Cognitive Rehabilitation Fredericksburg & Woodbridge, VA

Cognitive Rehabilitation

Injury to the brain from various causes can result in short and long term cognitive deficits
which may be temporary or permanent. Contusions, concussions, focal damage may
result in short and/or long-term permanent difficulties.

Cognition is the act of knowing or thinking. It includes the ability to choose, understand, remember and use information. Cognition includes:

  • Attention and concentration
  • Processing and understanding information
  • Memory
  • Communication
  • Planning, organizing, and assembling
  • Reasoning, problem-solving, decision-making, and judgment
  • Controlling impulses and desires and being patient
  • Learning

Improvements can occur once swelling subsides or as other areas of the brain learn to
take over the function of the damaged areas. Children’s brains are much more capable of
this flexibility than adult brains. For this reason, children who suffer brain trauma might
progress better than adults with similar damage.

Assessment of Cognitive Problems in TBI

  • The assessment of cognitive is a continual, ongoing process that involves a
    number of professionals: neurologist, occupational therapist, speech language
    speech therapist, and neuropsychologist.

Cognitive outcome/recovery and rehabilitation

There are many factors that can affect how someone will improve cognitively, it is very difficult to predict how much someone will recover. With practice, cognitive problems usually improve to some degree.

Cognitive rehabilitation is therapy to improve cognitive skills and has two main approaches, remediation and compensation:

  • Remediation focuses on improving skills that have been lost or impaired.
  • Compensation helps you learn to use different ways to achieve a goal

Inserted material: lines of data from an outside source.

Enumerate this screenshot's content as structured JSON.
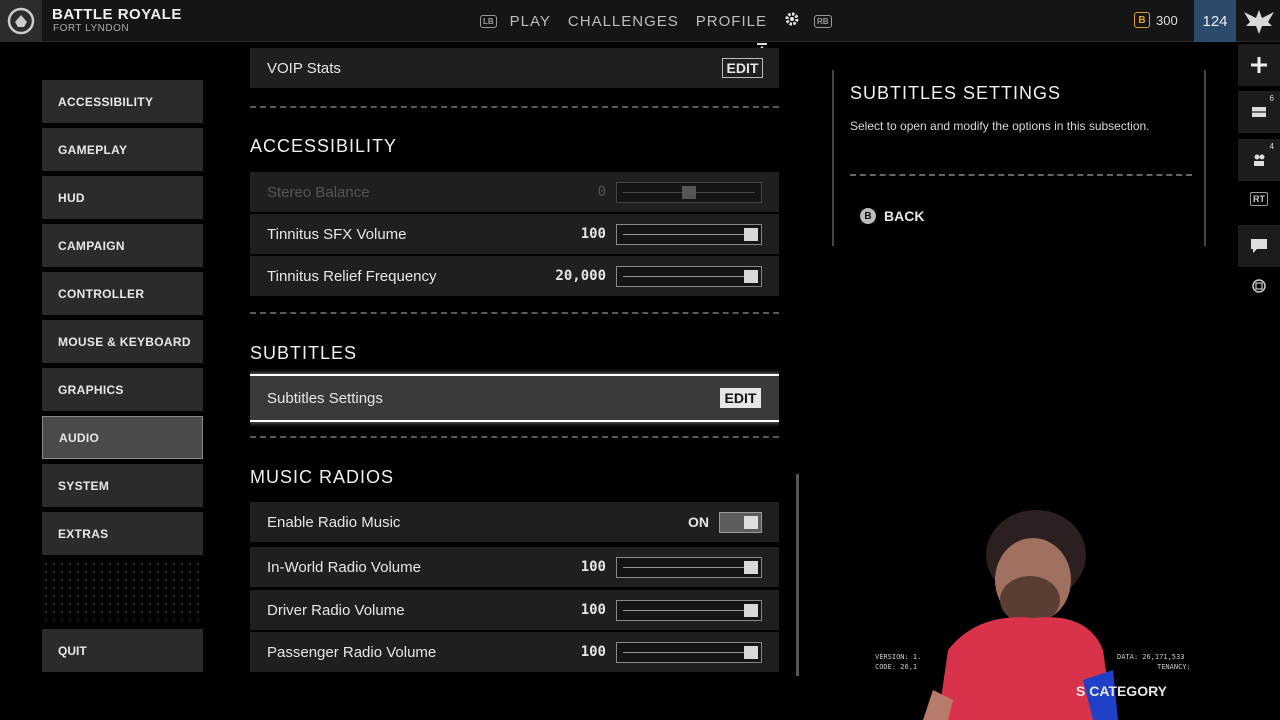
{
  "header": {
    "mode_title": "BATTLE ROYALE",
    "mode_subtitle": "FORT LYNDON",
    "lb_hint": "LB",
    "rb_hint": "RB",
    "tabs": [
      "PLAY",
      "CHALLENGES",
      "PROFILE"
    ],
    "currency_icon": "B",
    "currency_amount": "300",
    "player_level": "124"
  },
  "menu": {
    "items": [
      "ACCESSIBILITY",
      "GAMEPLAY",
      "HUD",
      "CAMPAIGN",
      "CONTROLLER",
      "MOUSE & KEYBOARD",
      "GRAPHICS",
      "AUDIO",
      "SYSTEM",
      "EXTRAS"
    ],
    "active": "AUDIO",
    "quit": "QUIT"
  },
  "settings": {
    "voip_stats": {
      "label": "VOIP Stats",
      "button": "EDIT"
    },
    "accessibility_header": "ACCESSIBILITY",
    "stereo_balance": {
      "label": "Stereo Balance",
      "value": "0",
      "level": 0.5
    },
    "tinnitus_sfx": {
      "label": "Tinnitus SFX Volume",
      "value": "100",
      "level": 1.0
    },
    "tinnitus_relief": {
      "label": "Tinnitus Relief Frequency",
      "value": "20,000",
      "level": 1.0
    },
    "subtitles_header": "SUBTITLES",
    "subtitles_settings": {
      "label": "Subtitles Settings",
      "button": "EDIT"
    },
    "music_header": "MUSIC RADIOS",
    "enable_radio": {
      "label": "Enable Radio Music",
      "value": "ON"
    },
    "in_world_radio": {
      "label": "In-World Radio Volume",
      "value": "100",
      "level": 1.0
    },
    "driver_radio": {
      "label": "Driver Radio Volume",
      "value": "100",
      "level": 1.0
    },
    "passenger_radio": {
      "label": "Passenger Radio Volume",
      "value": "100",
      "level": 1.0
    }
  },
  "panel": {
    "title": "SUBTITLES SETTINGS",
    "description": "Select to open and modify the options in this subsection.",
    "back_icon": "B",
    "back_label": "BACK"
  },
  "rail": {
    "mail_badge": "6",
    "social_badge": "4",
    "rt_label": "RT"
  },
  "footer": {
    "version": "VERSION: 1.",
    "code": "CODE: 26,1",
    "data": "DATA: 26,171,533",
    "tenancy": "TENANCY:",
    "category": "S   CATEGORY"
  },
  "icons": {
    "mode": "helmet-icon",
    "settings": "gear-icon",
    "rank": "eagle-icon",
    "add": "plus-icon",
    "mail": "mail-icon",
    "social": "friends-icon",
    "chat": "chat-icon",
    "window": "window-icon"
  },
  "colors": {
    "currency": "#e0a030",
    "level_bg": "#2c4a6a",
    "focus": "#ffffff"
  }
}
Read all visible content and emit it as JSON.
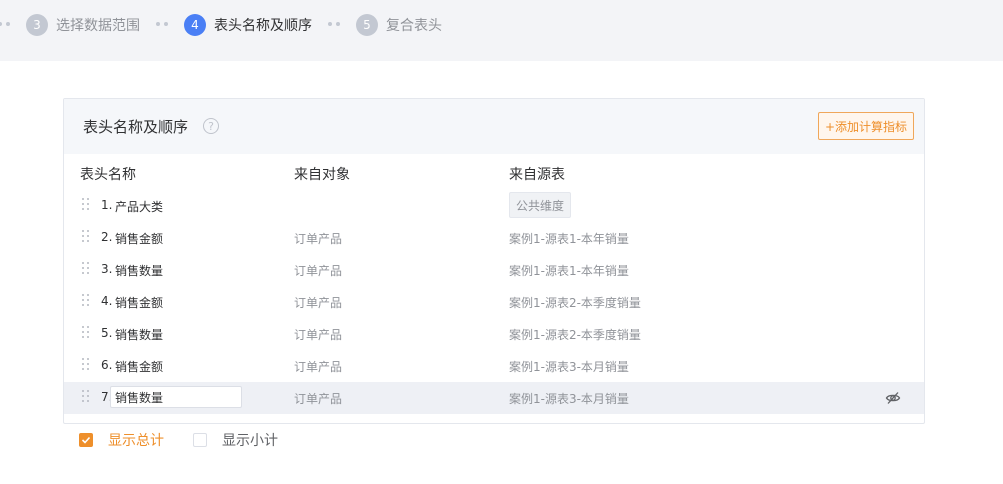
{
  "steps": [
    {
      "num": "3",
      "label": "选择数据范围",
      "active": false
    },
    {
      "num": "4",
      "label": "表头名称及顺序",
      "active": true
    },
    {
      "num": "5",
      "label": "复合表头",
      "active": false
    }
  ],
  "card": {
    "title": "表头名称及顺序",
    "help_icon": "question-circle-icon",
    "add_button": "+添加计算指标",
    "columns": [
      "表头名称",
      "来自对象",
      "来自源表"
    ]
  },
  "rows": [
    {
      "num": "1.",
      "name": "产品大类",
      "object": "",
      "source": "公共维度",
      "source_is_tag": true
    },
    {
      "num": "2.",
      "name": "销售金额",
      "object": "订单产品",
      "source": "案例1-源表1-本年销量"
    },
    {
      "num": "3.",
      "name": "销售数量",
      "object": "订单产品",
      "source": "案例1-源表1-本年销量"
    },
    {
      "num": "4.",
      "name": "销售金额",
      "object": "订单产品",
      "source": "案例1-源表2-本季度销量"
    },
    {
      "num": "5.",
      "name": "销售数量",
      "object": "订单产品",
      "source": "案例1-源表2-本季度销量"
    },
    {
      "num": "6.",
      "name": "销售金额",
      "object": "订单产品",
      "source": "案例1-源表3-本月销量"
    },
    {
      "num": "7.",
      "name": "销售数量",
      "object": "订单产品",
      "source": "案例1-源表3-本月销量",
      "editing": true
    }
  ],
  "footer": {
    "show_total": {
      "label": "显示总计",
      "checked": true
    },
    "show_subtotal": {
      "label": "显示小计",
      "checked": false
    }
  },
  "colors": {
    "accent": "#ee8f2b",
    "step_active": "#4a7ff5"
  }
}
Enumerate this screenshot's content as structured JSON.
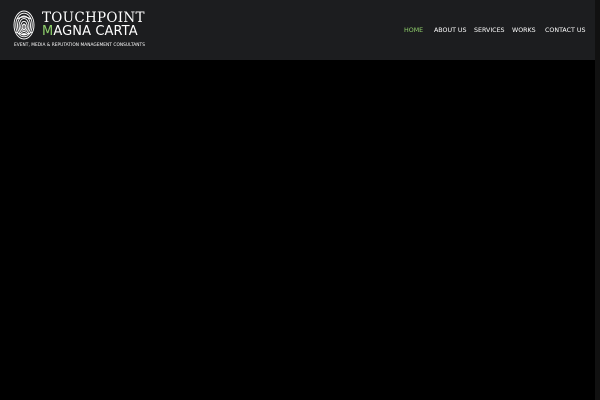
{
  "header": {
    "logo": {
      "line1": "TOUCHPOINT",
      "line2_initial": "M",
      "line2_rest": "AGNA CARTA",
      "tagline": "EVENT, MEDIA & REPUTATION MANAGEMENT CONSULTANTS"
    },
    "nav": {
      "items": [
        {
          "label": "HOME",
          "active": true
        },
        {
          "label": "ABOUT US",
          "active": false
        },
        {
          "label": "SERVICES",
          "active": false
        },
        {
          "label": "WORKS",
          "active": false
        },
        {
          "label": "CONTACT US",
          "active": false
        }
      ]
    }
  },
  "colors": {
    "header_bg": "#1c1d1f",
    "page_bg": "#000000",
    "accent": "#8fcf6b",
    "text": "#ffffff"
  }
}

The cognitive problems of traumatic brain injury are best treated early, often
beginning while the individual is still in the hospital. This early therapy will frequently focus on increasing skills of alertness and attention. They will focus on improving orientation to person, place, time, and situation, and stimulating speech understanding.

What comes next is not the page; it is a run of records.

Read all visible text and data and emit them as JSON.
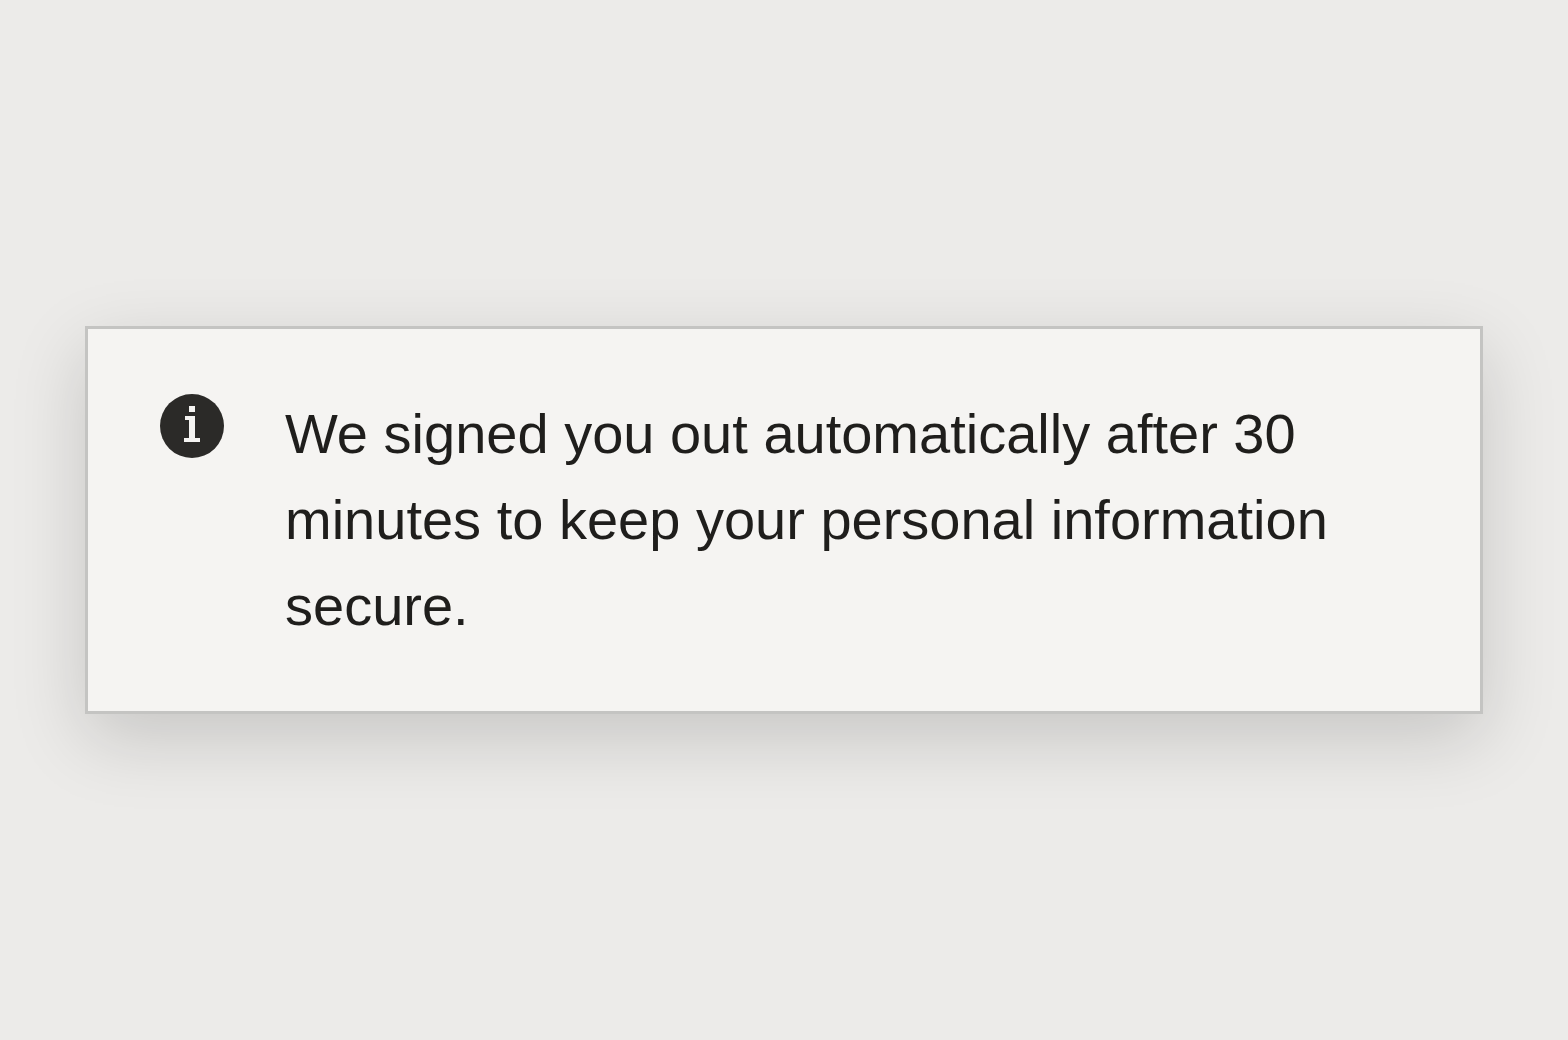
{
  "alert": {
    "kind": "info",
    "message": "We signed you out automatically after 30 minutes to keep your personal information secure."
  }
}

The physical therapist will provide oral-motor exercises in cases where the individual has
speech and swallowing problems. Longer term rehabilitation with traumatic brain injury includes intensive therapy by speech-language pathologists, physical therapists, and occupational therapists.

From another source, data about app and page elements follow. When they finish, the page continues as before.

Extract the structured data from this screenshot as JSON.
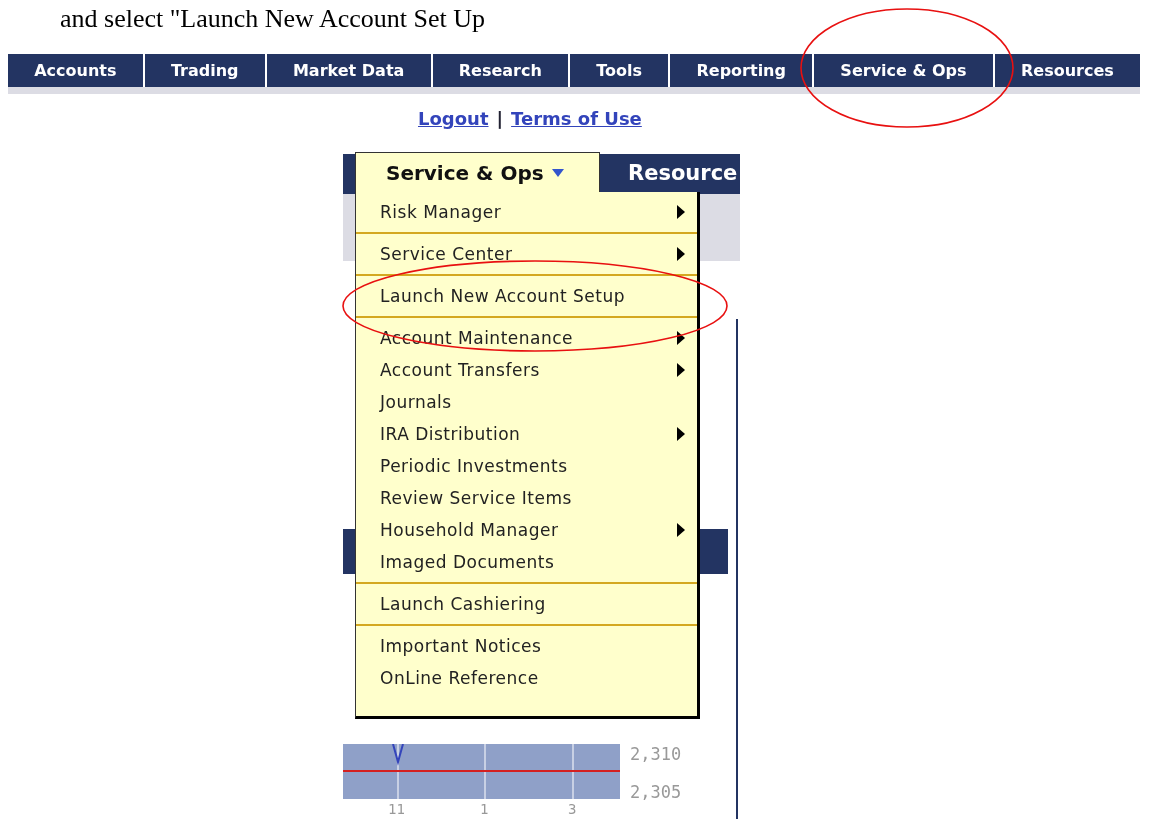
{
  "instruction": "and select \"Launch New Account Set Up",
  "nav": [
    "Accounts",
    "Trading",
    "Market Data",
    "Research",
    "Tools",
    "Reporting",
    "Service & Ops",
    "Resources"
  ],
  "links": [
    "Logout",
    "Terms of Use"
  ],
  "link_separator": "|",
  "back_tab": "Resource",
  "menu": {
    "title": "Service & Ops",
    "groups": [
      {
        "items": [
          {
            "label": "Risk Manager",
            "submenu": true
          }
        ]
      },
      {
        "items": [
          {
            "label": "Service Center",
            "submenu": true
          }
        ]
      },
      {
        "items": [
          {
            "label": "Launch New Account Setup",
            "submenu": false
          }
        ]
      },
      {
        "items": [
          {
            "label": "Account Maintenance",
            "submenu": true
          },
          {
            "label": "Account Transfers",
            "submenu": true
          },
          {
            "label": "Journals",
            "submenu": false
          },
          {
            "label": "IRA Distribution",
            "submenu": true
          },
          {
            "label": "Periodic Investments",
            "submenu": false
          },
          {
            "label": "Review Service Items",
            "submenu": false
          },
          {
            "label": "Household Manager",
            "submenu": true
          },
          {
            "label": "Imaged Documents",
            "submenu": false
          }
        ]
      },
      {
        "items": [
          {
            "label": "Launch Cashiering",
            "submenu": false
          }
        ]
      },
      {
        "items": [
          {
            "label": "Important Notices",
            "submenu": false
          },
          {
            "label": "OnLine Reference",
            "submenu": false
          }
        ]
      }
    ]
  },
  "chart_labels": {
    "y_labels": [
      "2,310",
      "2,305"
    ],
    "x_labels": [
      "11",
      "1",
      "3"
    ]
  }
}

The Goal of Rehabilitation

The goal of rehabilitation is to help the individual progress to the most independent level of functioning possible. For some, ability to express needs verbally in simple terms may be a goal. For others, the goal may be to express needs by pointing to pictures. For still others, the goal of therapy may be to improve the ability to define words or describe consequences of actions or events.

Therapy also focuses on regaining lost skills as well as learning ways to compensate for abilities that have been permanently changed because of the brain injury. Most individuals respond best to programs tailored to their backgrounds and interests. The most effective therapy programs involve family members who can best provide this information. Computer-assisted programs have been successful with some individuals.

Discuss your concerns with your physician or treatment provider. You should discuss any questions or concerns you have with a physiatrist (rehabilitation specialist) or the rehabilitation team. It is important to mention new problems as they develop. New problems could be the result of medication or require further evaluation. For more information, Contact us at Fredericksburg & Woodbridge, VA centers.